These astounding inventions show that civilizations of the past were a lot more advanced than we might have thought.
Tikal, one of the biggest cities the Maya ever built, was home to a vast and flourishing society.
The young and healthy were not just as likely to die as the old and frail, according to a new analysis.
Though over three billion people speak an Indo-European language, researchers are not sure where the language family originated.
The design was as intricate as that of modern-day, factory-fabricated denim jeans, and just as durable. The ancients had fashion.
Today, many Maya sites are polluted with toxic levels of mercury. The contamination likely originated from cinnabar paints and art.
The arsons were no accident, archaeological evidence suggests.
The Te’omim Cave in the Jerusalem Hills is filled with skulls and oil lamps — objects a new study says may have been used in dark rituals.
A classical equivalent to Chanel No. 5.
Hybrid animals emerge when two different species from the same family reproduce. For many years, the kunga’s lineage was just another genetic mystery.
In numerous cultures worldwide, women were just as involved in bringing home the prehistoric bacon as their male counterparts.
A Harvard astronomer went to the bottom of the ocean, claiming he recovered alien technology. But what does the science actually indicate?
It's like combining Google Translate with a time machine.
We don't know what causes Miyake events, but these great surges of energy can help us understand the past — while posing a threat to our future.
To protect yourself, you need an antifungal rather than an amulet.
Nearly 2000 years ago, Mt. Vesuvius erupted, burying Pompeii but incinerating Herculaneum. The most lethal volcanic phenomenon is at fault.
It wasn't merely an act of brutality; it was a condemnation for the afterlife.
Zombies aren't a modern-day obsession. Throughout history, fear of the undead led to bizarre burial rituals all over the world.
Brian C. Muraresku, New York Times best-selling author of "The Immortality Key," unpacks ancient evidence for the widespread ritual use of psychoactive plants.
A non-invasive method for looking inside structures is solving mysteries about the ancient pyramid.

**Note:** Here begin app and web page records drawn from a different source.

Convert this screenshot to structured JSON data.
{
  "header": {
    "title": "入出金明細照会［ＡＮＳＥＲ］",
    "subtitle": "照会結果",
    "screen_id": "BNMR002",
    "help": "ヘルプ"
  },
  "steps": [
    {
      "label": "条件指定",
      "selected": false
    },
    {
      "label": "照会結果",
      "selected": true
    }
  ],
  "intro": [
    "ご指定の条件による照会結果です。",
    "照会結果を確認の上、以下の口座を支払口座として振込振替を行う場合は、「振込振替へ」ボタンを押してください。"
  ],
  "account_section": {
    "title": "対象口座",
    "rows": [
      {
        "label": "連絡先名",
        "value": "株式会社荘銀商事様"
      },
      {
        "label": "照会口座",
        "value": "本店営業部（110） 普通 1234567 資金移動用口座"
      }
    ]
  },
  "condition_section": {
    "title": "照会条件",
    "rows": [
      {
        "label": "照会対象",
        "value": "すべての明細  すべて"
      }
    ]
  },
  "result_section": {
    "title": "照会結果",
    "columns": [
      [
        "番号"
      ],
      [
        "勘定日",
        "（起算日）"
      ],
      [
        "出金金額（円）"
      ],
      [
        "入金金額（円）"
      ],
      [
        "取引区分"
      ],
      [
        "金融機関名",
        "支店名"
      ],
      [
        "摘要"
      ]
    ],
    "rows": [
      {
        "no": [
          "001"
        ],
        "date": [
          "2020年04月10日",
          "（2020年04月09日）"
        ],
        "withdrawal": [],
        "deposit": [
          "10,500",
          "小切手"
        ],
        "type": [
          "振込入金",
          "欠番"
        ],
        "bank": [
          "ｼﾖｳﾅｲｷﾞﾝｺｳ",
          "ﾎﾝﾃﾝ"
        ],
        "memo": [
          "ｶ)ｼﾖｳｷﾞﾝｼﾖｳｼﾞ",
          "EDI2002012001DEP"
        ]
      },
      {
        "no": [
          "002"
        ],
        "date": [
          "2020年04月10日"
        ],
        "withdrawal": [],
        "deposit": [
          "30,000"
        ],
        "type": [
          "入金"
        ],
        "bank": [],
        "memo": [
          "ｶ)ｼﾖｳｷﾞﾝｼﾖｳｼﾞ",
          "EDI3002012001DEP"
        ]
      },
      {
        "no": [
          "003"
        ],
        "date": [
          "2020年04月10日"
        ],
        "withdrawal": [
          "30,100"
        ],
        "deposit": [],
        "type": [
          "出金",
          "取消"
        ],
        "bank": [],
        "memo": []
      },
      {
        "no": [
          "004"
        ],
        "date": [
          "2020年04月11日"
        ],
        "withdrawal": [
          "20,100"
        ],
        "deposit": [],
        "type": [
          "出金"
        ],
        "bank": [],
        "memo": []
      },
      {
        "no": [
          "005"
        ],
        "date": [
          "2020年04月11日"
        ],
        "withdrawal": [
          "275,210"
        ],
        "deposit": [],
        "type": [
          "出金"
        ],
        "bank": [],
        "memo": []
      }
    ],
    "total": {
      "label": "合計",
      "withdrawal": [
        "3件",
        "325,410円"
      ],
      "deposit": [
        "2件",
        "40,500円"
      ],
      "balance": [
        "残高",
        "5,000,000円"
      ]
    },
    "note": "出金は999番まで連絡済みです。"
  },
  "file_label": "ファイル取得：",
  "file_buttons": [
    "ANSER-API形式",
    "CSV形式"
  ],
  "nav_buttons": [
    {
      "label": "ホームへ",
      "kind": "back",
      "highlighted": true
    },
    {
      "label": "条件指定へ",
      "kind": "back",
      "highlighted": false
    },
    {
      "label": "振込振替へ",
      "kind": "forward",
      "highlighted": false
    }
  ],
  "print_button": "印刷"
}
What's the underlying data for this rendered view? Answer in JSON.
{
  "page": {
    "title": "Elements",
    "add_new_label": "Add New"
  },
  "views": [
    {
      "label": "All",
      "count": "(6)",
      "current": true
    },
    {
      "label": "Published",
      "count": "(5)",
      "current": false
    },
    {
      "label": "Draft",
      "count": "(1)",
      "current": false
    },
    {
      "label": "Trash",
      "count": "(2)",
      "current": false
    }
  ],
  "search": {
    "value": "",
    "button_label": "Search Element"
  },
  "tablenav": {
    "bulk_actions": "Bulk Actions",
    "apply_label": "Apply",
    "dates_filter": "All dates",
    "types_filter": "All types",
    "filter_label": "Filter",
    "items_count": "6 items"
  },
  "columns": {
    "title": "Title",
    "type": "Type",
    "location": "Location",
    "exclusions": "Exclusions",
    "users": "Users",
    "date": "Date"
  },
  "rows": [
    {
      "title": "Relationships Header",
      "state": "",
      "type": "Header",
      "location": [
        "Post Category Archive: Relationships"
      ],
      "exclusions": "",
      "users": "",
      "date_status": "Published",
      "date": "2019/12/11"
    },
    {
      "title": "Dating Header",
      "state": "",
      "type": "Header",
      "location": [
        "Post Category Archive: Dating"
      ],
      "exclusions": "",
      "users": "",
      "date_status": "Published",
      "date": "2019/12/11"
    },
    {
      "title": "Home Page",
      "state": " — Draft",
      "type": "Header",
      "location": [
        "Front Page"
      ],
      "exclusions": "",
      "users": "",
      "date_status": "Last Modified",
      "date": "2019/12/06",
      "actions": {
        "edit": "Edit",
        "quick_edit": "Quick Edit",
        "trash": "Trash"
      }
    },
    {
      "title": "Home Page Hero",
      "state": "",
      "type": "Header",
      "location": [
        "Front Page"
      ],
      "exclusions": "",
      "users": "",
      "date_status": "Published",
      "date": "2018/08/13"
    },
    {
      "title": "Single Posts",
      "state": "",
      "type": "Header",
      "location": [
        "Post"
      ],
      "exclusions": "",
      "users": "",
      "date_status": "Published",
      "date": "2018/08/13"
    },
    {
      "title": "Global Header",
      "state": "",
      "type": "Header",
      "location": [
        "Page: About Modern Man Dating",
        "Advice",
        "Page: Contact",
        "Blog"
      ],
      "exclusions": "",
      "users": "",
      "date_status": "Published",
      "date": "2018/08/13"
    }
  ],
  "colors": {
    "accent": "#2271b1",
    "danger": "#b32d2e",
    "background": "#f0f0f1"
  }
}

A wide-scale examination of early Neolithic human skeletons reveals the violent history of a supposedly peaceful period.
X marks the spot. The Dutch town of Ommeren has been swamped by detectorists armed with shovels looking for $20-million treasure.
Some objects were softer than others.
If tourism is the lifeblood of the Peruvian economy, then Machu Picchu is the heart pumping that blood — in sickness and in health.
The amazing life of “Gudrid the Far-Traveled” was unjustly overshadowed by her in-laws, Erik the Red and Leif Erikson.